    Article  Google Scholar 

  27. Taft TH et al (2018) Validation of the oesophageal hypervigilance and anxiety scale for chronic oesophageal disease. Aliment Pharmacol Ther 47(9):1270–1277

    CAS  Article  Google Scholar 

  28. Boltin D et al (2013) Psychological distress is not associated with treatment failure in patients with gastroesophageal reflux disease. J Psychosom Res 75(5):462–466

    Article  Google Scholar 

  29. Yang XJ et al (2015) Anxiety and depression in patients with gastroesophageal reflux disease and their effect on quality of life. World J Gastroenterol 21(14):4302–4309

    Article  Google Scholar 

  30. Kimura Y et al (2016) Persistent reflux symptoms cause anxiety, depression, and mental health and sleep disorders in gastroesophageal reflux disease patients. J Clin Biochem Nutr 59(1):71–77

    CAS  Article  Google Scholar 

  31. Bilgi MM et al (2017) Prevalence of psychiatric comorbidity in symptomatic gastroesophageal reflux subgroups. Dig Dis Sci 62(4):984–993

    Article  Google Scholar 

  32. Okuyama M et al (2017) Associations among gastroesophageal reflux disease, psychological stress, and sleep disturbances in Japanese adults. Scand J Gastroenterol 52(1):44–49

    CAS  Article  Google Scholar 

  33. Javadi S, Shafikhani AA (2017) Anxiety and depression in patients with gastroesophageal reflux disorder. Electron Physician 9(8):5107–5112

    Article  Google Scholar 

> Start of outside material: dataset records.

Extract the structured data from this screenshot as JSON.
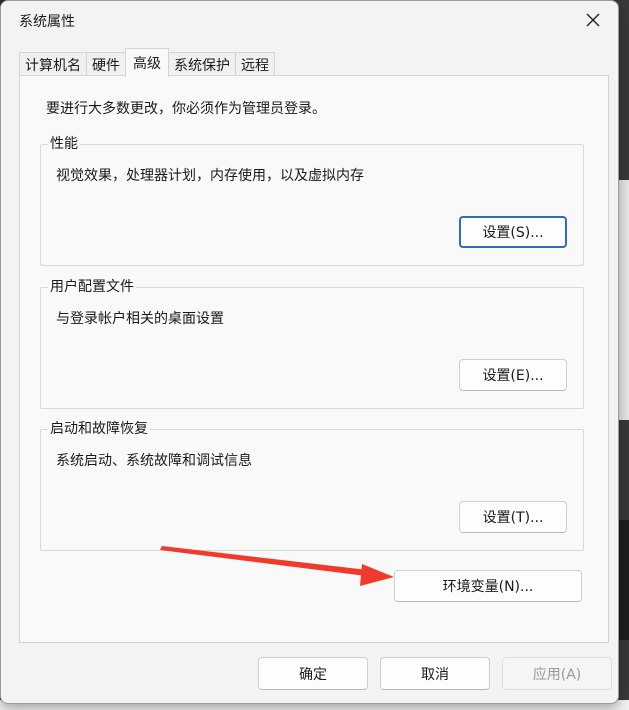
{
  "window": {
    "title": "系统属性",
    "close_icon": "close-icon"
  },
  "tabs": [
    {
      "label": "计算机名"
    },
    {
      "label": "硬件"
    },
    {
      "label": "高级",
      "active": true
    },
    {
      "label": "系统保护"
    },
    {
      "label": "远程"
    }
  ],
  "notice": "要进行大多数更改，你必须作为管理员登录。",
  "groups": {
    "performance": {
      "title": "性能",
      "description": "视觉效果，处理器计划，内存使用，以及虚拟内存",
      "button": "设置(S)..."
    },
    "user_profiles": {
      "title": "用户配置文件",
      "description": "与登录帐户相关的桌面设置",
      "button": "设置(E)..."
    },
    "startup_recovery": {
      "title": "启动和故障恢复",
      "description": "系统启动、系统故障和调试信息",
      "button": "设置(T)..."
    }
  },
  "env_button": "环境变量(N)...",
  "footer": {
    "ok": "确定",
    "cancel": "取消",
    "apply": "应用(A)"
  },
  "colors": {
    "annotation_arrow": "#f03a2e",
    "focus_border": "#2f6bbd"
  }
}
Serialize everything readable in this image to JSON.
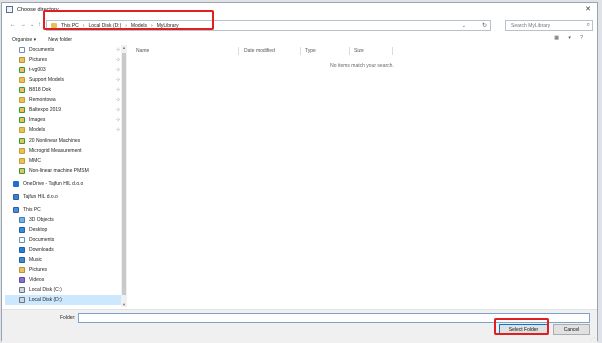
{
  "window": {
    "title": "Choose directory",
    "close": "✕"
  },
  "nav_buttons": {
    "back": "←",
    "forward": "→",
    "recent": "⌄",
    "up": "↑"
  },
  "breadcrumb": [
    "This PC",
    "Local Disk (D:)",
    "Models",
    "MyLibrary"
  ],
  "breadcrumb_separator": "›",
  "address_dropdown": "⌄",
  "refresh": "↻",
  "search": {
    "placeholder": "Search MyLibrary",
    "icon": "⌕"
  },
  "toolbar": {
    "organise": "Organise ▾",
    "new_folder": "New folder",
    "view": "▦ ▾ ?"
  },
  "sidebar": {
    "items": [
      {
        "label": "Documents",
        "icon": "documents-icon",
        "pinned": true
      },
      {
        "label": "Pictures",
        "icon": "pictures-icon",
        "pinned": true
      },
      {
        "label": "t-vg003",
        "icon": "sync-folder-icon",
        "pinned": true
      },
      {
        "label": "Support Models",
        "icon": "folder-icon",
        "pinned": true
      },
      {
        "label": "B818 Dok",
        "icon": "sync-folder-icon",
        "pinned": true
      },
      {
        "label": "Remontowa",
        "icon": "folder-icon",
        "pinned": true
      },
      {
        "label": "Baltexpo 2019",
        "icon": "sync-folder-icon",
        "pinned": true
      },
      {
        "label": "Images",
        "icon": "sync-folder-icon",
        "pinned": true
      },
      {
        "label": "Models",
        "icon": "folder-icon",
        "pinned": true
      },
      {
        "label": "20 Nonlinear Machines",
        "icon": "sync-folder-icon",
        "pinned": false
      },
      {
        "label": "Microgrid Measurement",
        "icon": "folder-icon",
        "pinned": false
      },
      {
        "label": "MMC",
        "icon": "folder-icon",
        "pinned": false
      },
      {
        "label": "Non-linear machine PMSM",
        "icon": "sync-folder-icon",
        "pinned": false
      },
      {
        "label": "OneDrive - Tajfun HIL d.o.o",
        "icon": "onedrive-icon",
        "pinned": false
      },
      {
        "label": "Tajfun HIL d.o.o",
        "icon": "building-icon",
        "pinned": false
      },
      {
        "label": "This PC",
        "icon": "computer-icon",
        "pinned": false
      },
      {
        "label": "3D Objects",
        "icon": "cube-icon",
        "pinned": false
      },
      {
        "label": "Desktop",
        "icon": "desktop-icon",
        "pinned": false
      },
      {
        "label": "Documents",
        "icon": "documents-icon",
        "pinned": false
      },
      {
        "label": "Downloads",
        "icon": "download-icon",
        "pinned": false
      },
      {
        "label": "Music",
        "icon": "music-icon",
        "pinned": false
      },
      {
        "label": "Pictures",
        "icon": "pictures-icon",
        "pinned": false
      },
      {
        "label": "Videos",
        "icon": "videos-icon",
        "pinned": false
      },
      {
        "label": "Local Disk (C:)",
        "icon": "drive-icon",
        "pinned": false
      },
      {
        "label": "Local Disk (D:)",
        "icon": "drive-icon",
        "pinned": false,
        "selected": true
      }
    ],
    "pin_glyph": "📌"
  },
  "columns": {
    "name": "Name",
    "date": "Date modified",
    "type": "Type",
    "size": "Size"
  },
  "empty_message": "No items match your search.",
  "footer": {
    "folder_label": "Folder:",
    "folder_value": "",
    "select_button": "Select Folder",
    "cancel_button": "Cancel"
  },
  "colors": {
    "accent": "#0078d7",
    "highlight": "#e02020",
    "selection": "#cce8ff"
  }
}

Download references

Acknowledgements

We are indebted to Dr. Sun Rein Lin to allow his patients to be included in the study; Ms. Eliane Francisco for her invaluable assistance with IRB bureaucracy and Edkerly Noronha, NP and her team for priceless help to perform the esophageal functions tests.

Author information

Authors and Affiliations

Authors

Contributions

RMLN: Protocol/project development; data collection or management; data analysis; manuscript writing/editing. FAMH: Protocol/project development; data collection or management; data analysis; manuscript writing/editing. AZ: Protocol/project development. VV: Protocol/project development; data collection or management; manuscript writing/editing. BM: Data collection or management. FS: Manuscript writing/editing. MGP: Manuscript writing/editing. All authors contributed sufficiently to be named as authors and are responsible for the manuscript. No professional or ghost writer was hired.

Corresponding author

Correspondence to Fernando A. M. Herbella.

Ethics declarations

Disclosures

Rafael Melillo Laurino Neto, Fernando A. M. Herbella, Andre Zugman, Vic Velanovich, Beth Montera, Francisco Schlottmann, and Marco G. Patti, MD have no conflicts of interest or financial ties to disclose.

Ethical approval

The study protocol was approved by the local Ethics Committee, and written informed consent was obtained from each subject.

Additional information

Publisher’s Note

Springer Nature remains neutral with regard to jurisdictional claims in published maps and institutional affiliations.

Rights and permissions

Reprints and Permissions

About this article

Verify currency and authenticity via CrossMark

Cite this article

Neto, R.M.L., Herbella, F.A.M., Zugman, A. et al. Minor psychiatric disorders and objective diagnosis of gastroesophageal reflux disease. Surg Endosc 33, 4116–4121 (2019). https://doi.org/10.1007/s00464-019-06716-y

Download citation

  • Received:

  • Accepted:

  • Published:

  • Issue Date:

  • DOI: https://doi.org/10.1007/s00464-019-06716-y

Keywords

  • Gastroesophageal reflux disease
  • Esophageal pH monitoring
  • Anxiety
  • Depression
  • Surveys and questionnaires